Keywords: body dysmorphic disorder; major depressive disorder; suicidal behavior; misdiagnosis; China
Case report of a child’s anxiety disorder precipitated by tremors from a distant earthquake that was extensively covered in local news stories M.S. BHATIA, Priyanka GAUTAM Summary: Earthquakes are relatively common natural disasters in many parts of the world, but research about the mental health effects of earthquakes remains limited. Individuals experiencing an earthquake often suffer significant loss and are at increased risk for developing mental disorders. However, the prevalence of mental disorders following less dramatic or non-destructive earthquake phenomena is unknown. We report the case of a 10-year-old girl who came to a psychiatric outpatient department with a 2-week history of severe, disabling anxiety symptoms precipitated by non-destructive tremors from a distant earthquake that received extensive coverage in the local press. Her condition did not meet criteria for any of the specific anxiety-related disorders, so the non-specific DSM-5 category ‘Other Specified Anxiety Disorder’ was considered most appropriate.
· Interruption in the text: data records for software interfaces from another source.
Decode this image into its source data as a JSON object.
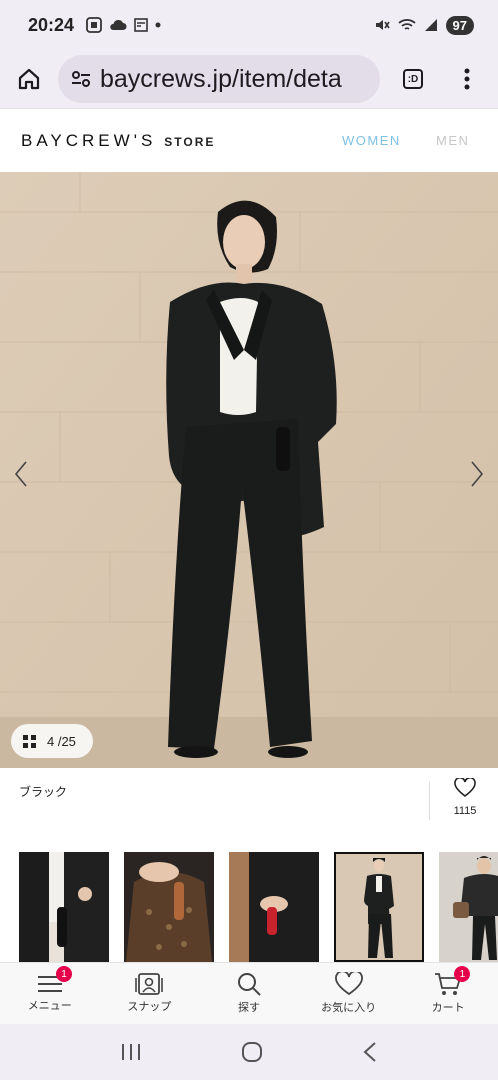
{
  "status": {
    "time": "20:24",
    "battery": "97"
  },
  "browser": {
    "url": "baycrews.jp/item/deta",
    "tab_label": ":D"
  },
  "site": {
    "logo": "BAYCREW'S",
    "logo_suffix": "STORE",
    "nav_women": "WOMEN",
    "nav_men": "MEN"
  },
  "gallery": {
    "counter": "4 /25",
    "current": 4,
    "total": 25
  },
  "product": {
    "color_name": "ブラック",
    "favorite_count": "1115"
  },
  "bottom_nav": {
    "menu": "メニュー",
    "menu_badge": "1",
    "snap": "スナップ",
    "search": "探す",
    "favorites": "お気に入り",
    "cart": "カート",
    "cart_badge": "1"
  },
  "colors": {
    "accent_women": "#7fc1e3",
    "badge": "#e6004c"
  }
}
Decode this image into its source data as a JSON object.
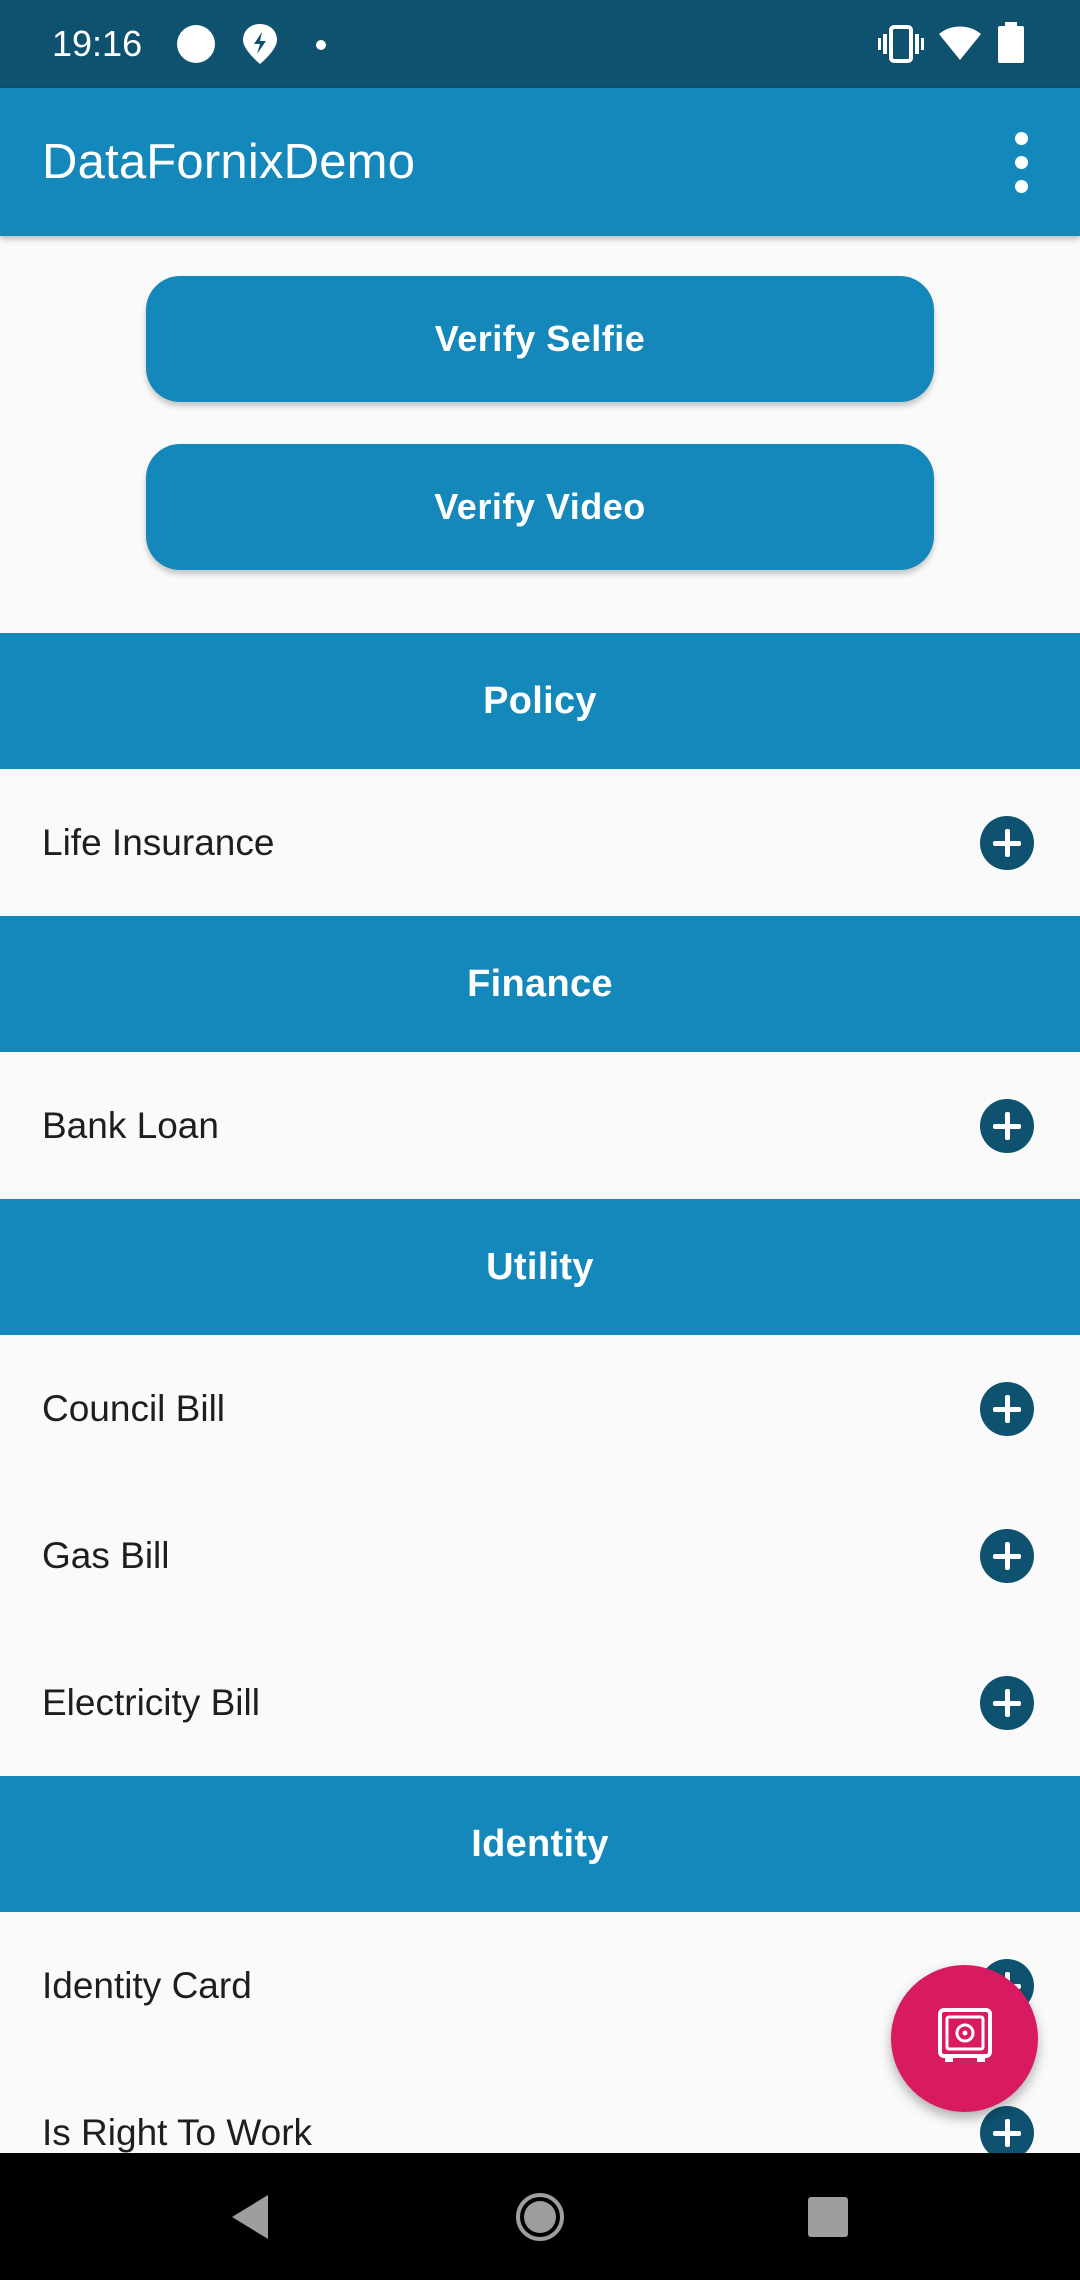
{
  "status_bar": {
    "time": "19:16",
    "icons": [
      "circle-notification-icon",
      "location-pin-icon",
      "dot-icon",
      "vibrate-icon",
      "wifi-icon",
      "battery-icon"
    ]
  },
  "app_bar": {
    "title": "DataFornixDemo",
    "menu_icon": "more-vert-icon"
  },
  "buttons": {
    "verify_selfie": "Verify Selfie",
    "verify_video": "Verify Video"
  },
  "sections": [
    {
      "title": "Policy",
      "items": [
        "Life Insurance"
      ]
    },
    {
      "title": "Finance",
      "items": [
        "Bank Loan"
      ]
    },
    {
      "title": "Utility",
      "items": [
        "Council Bill",
        "Gas Bill",
        "Electricity Bill"
      ]
    },
    {
      "title": "Identity",
      "items": [
        "Identity Card",
        "Is Right To Work"
      ]
    }
  ],
  "item_action_icon": "add-circle-icon",
  "fab": {
    "icon": "safe-vault-icon",
    "color": "#d81b60"
  },
  "colors": {
    "primary": "#1487bb",
    "primary_dark": "#0e526f",
    "accent": "#d81b60",
    "background": "#fafafa"
  },
  "nav_bar": {
    "icons": [
      "back-icon",
      "home-icon",
      "recents-icon"
    ]
  }
}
Her symptoms resolved over 4 weeks when treated with both a benzodiazepine and a selective serotonin reuptake inhibitor.
Keywords: earthquake; news reports; natural disaster; other specified anxiety disorder; selective serotonin reuptake inhibitor; children; India
Biostatistics in psychiatry
Relationships among three popular measures of differential risks: relative risk, risk difference, and odds ratio Changyong FENG, Hongyue WANG, Bokai WANG, Xiang LU, Hao SUN, and Xin M. TU Summary: The relative risk, risk difference, and odds ratio are the three most commonly used measures for comparing the risk of disease between different groups. Although widely popular in biomedical and psychosocial research, the relationship among the three measures has not been clarified in the literature. Many researchers incorrectly assume a monotonic relationship, such that higher (or lower) values in one measure are associated with higher (or lower) values in the other measures. In this paper we discuss three theorems and provide examples demonstrating that this is not the case; there is no logical relationship between any of these measures. Researchers must be very cautious when implying a relationship between the different measures or when combining results of studies that use different measures of risk.
Keywords: odds ratio; relative risk; risk difference